Today’s post is by Rakim Brooks, and is cross-listed with Demos’s Policy Shop. Rakim is the Ed Baker Fellow for Democratic Values at Demos, a Progressive think tank based in New York City. He is also a Doctoral student and a Rhodes Scholar at the University of Oxford. A graduate of Brown University, where he studied Africana Studies, Rakim’s main areas of research are political theory, history, and social justice.
Contrary to The New York Times‘ estimates that poverty rates would dwindle with the release of the Supplemental Poverty Measure (SPM), the Census Bureau is reporting that more than 49 million Americans are struggling to meet the costs of food, clothing, shelter, and utilities. Relative to the official measure, this includes an additional seven percent of the elderly, four percent fewer children, and two percent more of married households, among other increases. In all, the SPM suggests that 2.4 million Americans went uncounted by the traditional poverty measure, continuing a trend of underestimating the number of impoverished American families. In 2009, 2.4 million Americans also went uncounted.
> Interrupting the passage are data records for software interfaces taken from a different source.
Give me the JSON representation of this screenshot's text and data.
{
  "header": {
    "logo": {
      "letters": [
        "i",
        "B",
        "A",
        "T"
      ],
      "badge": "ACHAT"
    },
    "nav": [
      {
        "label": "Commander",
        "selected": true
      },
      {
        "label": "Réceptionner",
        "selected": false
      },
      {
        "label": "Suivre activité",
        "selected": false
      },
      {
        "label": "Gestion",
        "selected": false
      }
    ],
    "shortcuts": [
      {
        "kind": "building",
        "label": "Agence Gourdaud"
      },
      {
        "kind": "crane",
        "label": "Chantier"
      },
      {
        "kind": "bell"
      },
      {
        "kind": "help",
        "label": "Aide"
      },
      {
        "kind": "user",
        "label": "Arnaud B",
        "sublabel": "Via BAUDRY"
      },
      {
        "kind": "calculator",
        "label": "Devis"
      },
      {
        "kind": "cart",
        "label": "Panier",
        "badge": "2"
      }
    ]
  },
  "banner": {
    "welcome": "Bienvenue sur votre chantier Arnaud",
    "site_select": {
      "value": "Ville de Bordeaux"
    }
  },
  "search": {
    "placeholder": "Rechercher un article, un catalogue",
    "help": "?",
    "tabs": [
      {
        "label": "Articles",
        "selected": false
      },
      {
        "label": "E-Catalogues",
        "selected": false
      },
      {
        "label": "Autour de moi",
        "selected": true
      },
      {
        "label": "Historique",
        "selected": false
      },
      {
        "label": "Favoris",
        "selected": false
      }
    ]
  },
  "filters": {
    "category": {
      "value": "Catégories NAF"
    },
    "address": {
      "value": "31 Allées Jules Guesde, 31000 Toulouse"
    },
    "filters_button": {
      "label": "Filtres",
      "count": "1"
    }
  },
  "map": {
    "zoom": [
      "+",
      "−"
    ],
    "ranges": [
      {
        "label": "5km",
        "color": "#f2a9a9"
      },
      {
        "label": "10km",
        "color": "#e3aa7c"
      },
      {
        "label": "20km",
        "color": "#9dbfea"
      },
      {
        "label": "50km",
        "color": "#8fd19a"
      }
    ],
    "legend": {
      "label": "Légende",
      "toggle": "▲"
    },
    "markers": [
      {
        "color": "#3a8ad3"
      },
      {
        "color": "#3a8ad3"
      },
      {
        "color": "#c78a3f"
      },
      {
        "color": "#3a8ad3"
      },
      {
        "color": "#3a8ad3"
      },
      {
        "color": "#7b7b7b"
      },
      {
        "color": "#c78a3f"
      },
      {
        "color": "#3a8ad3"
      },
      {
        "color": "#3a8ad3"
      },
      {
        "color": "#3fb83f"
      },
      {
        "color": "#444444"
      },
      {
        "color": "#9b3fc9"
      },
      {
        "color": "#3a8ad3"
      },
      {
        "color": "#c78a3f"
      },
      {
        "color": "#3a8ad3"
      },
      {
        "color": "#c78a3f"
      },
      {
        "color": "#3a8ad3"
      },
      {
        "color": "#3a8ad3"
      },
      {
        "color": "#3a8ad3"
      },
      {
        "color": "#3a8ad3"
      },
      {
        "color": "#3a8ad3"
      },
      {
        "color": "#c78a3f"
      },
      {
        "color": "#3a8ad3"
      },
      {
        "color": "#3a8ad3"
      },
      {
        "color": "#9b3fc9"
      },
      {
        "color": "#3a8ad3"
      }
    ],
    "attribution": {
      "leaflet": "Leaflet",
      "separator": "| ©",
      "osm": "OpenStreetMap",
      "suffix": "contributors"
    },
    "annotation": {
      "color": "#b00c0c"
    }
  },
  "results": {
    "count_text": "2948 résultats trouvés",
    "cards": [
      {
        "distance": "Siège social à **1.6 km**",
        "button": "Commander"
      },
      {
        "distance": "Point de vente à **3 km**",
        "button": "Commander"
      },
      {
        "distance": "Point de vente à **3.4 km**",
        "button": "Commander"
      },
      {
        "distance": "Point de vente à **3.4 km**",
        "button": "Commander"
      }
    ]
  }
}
The traditional measure undercounts relative to the SPM because of the different poverty thresholds each measure uses. In 2010, the traditional measure placed the poverty line for a two parent-two child household at $22,113, while the SPM set its threshold at $24,343. The reason for this difference is not arbitrary. In fact, the official threshold has been a source of consternation for poverty advocates for many years. The traditional poverty measure, also referred to as the Orshansky thresholds in honor of its creator, set the poverty rate at three times the cost of a minimum food diet in 1963, adjusted for inflation annually. That was just fine when food accounted for one-third of the average American family’s gross income.
Due to technological advances, food presently accounts for roughly one-eighth of a family’s income. Housing and childcare take now take the biggest bite out of a family’s paycheck. And as individuals age, healthcare becomes a more pressing financial concern. Yet, the current measure neglects to factor in any of these additional costs nor does it consider the most obvious factor in ascertaining true poverty rates: geography.
The SPM reveals the results of this undercounting. Politicians and pundits have long assumed that Social Security eradicated elderly poverty. True enough when compared to historic rates of elderly poverty, but our seniors are still struggling to get by. According to the SPM, roughly 16 percent of seniors are impoverished. That’s over six million seniors at present. Consider the reports of rising healthcare costs, we can expect this population to grow, presenting another significant social policy problem. Whereas families in previous generations could expect their elderly to be independent, our families will experience additional financial burdens as our elderly loved ones fail to make ends meet. And we will face this new burden with stagnating and declining wages.
The SPM also reveals a harsher reality concerning our immigrant families. Roughly 25 percent of immigrant families, including 16.8 percent of naturalized citizens are poor. Conservatives have long bemoaned the so-called “drain” low-skilled immigrant workers place on our economy, but praised other hard-working immigrants for their ingenuity and contributions to the American economy. They have cited official poverty rates of 11.4 percent to buttress their view; even native-born rates of poverty are 14.3 percent, they say. Well, the SPM demonstrates that, while these naturalized citizens are performing better than their non-citizen peers (32 percent poverty), these new American citizens are also struggling to survive in our unequal society. And it’s not only the Hispanic naturalized citizens who are feeling the strain of this sputtering economy. 16.7 percent of Asian immigrants are poor.
With those two under-estimates in mind, realize that this new Census report forecasts our collective future if we fail to respond to the poverty crisis now. As the baby-boomers continue to retire, our social and economic commitments are growing while our workforce is shrinking. The new American workforce, if immigration and birthrate patterns continue at current rates, will be composed largely of our Black and Hispanic youth, many of whom will bear the scars of poverty. Mixing an aging population and blighted workforce is a recipe for national failure. Let’s hope elected leaders and citizens alike are getting the message.